+++ Material provided +++
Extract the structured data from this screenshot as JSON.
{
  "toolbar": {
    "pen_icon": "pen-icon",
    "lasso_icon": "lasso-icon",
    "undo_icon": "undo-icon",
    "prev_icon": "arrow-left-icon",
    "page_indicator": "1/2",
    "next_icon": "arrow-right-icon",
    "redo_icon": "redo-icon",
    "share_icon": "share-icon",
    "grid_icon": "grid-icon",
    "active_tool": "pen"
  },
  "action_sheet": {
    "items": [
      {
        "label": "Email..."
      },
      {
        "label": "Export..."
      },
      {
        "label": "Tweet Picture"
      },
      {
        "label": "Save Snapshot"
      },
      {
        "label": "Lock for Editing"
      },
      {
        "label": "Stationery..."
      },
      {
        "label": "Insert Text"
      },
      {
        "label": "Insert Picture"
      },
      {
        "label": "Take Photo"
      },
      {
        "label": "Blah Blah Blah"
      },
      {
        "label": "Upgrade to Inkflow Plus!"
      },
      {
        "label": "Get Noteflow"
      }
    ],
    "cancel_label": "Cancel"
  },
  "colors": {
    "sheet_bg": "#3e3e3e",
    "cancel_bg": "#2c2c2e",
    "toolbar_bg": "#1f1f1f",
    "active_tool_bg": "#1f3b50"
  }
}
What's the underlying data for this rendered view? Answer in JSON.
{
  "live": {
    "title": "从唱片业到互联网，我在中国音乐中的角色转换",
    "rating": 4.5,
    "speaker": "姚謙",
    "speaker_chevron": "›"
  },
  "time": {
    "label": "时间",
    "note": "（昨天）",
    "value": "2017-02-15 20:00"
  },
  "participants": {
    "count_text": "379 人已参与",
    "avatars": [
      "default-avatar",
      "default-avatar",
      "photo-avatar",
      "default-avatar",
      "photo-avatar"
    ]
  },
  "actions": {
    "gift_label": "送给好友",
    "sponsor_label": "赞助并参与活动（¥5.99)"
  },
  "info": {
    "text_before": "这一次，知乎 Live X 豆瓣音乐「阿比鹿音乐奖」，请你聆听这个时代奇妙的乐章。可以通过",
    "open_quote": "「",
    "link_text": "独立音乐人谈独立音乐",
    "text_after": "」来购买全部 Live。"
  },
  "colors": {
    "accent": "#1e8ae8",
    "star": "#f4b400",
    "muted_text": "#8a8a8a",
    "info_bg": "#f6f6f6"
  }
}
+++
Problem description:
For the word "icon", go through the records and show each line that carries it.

Response below:
    "pen_icon": "pen-icon",
    "lasso_icon": "lasso-icon",
    "undo_icon": "undo-icon",
    "prev_icon": "arrow-left-icon",
    "next_icon": "arrow-right-icon",
    "redo_icon": "redo-icon",
    "share_icon": "share-icon",
    "grid_icon": "grid-icon",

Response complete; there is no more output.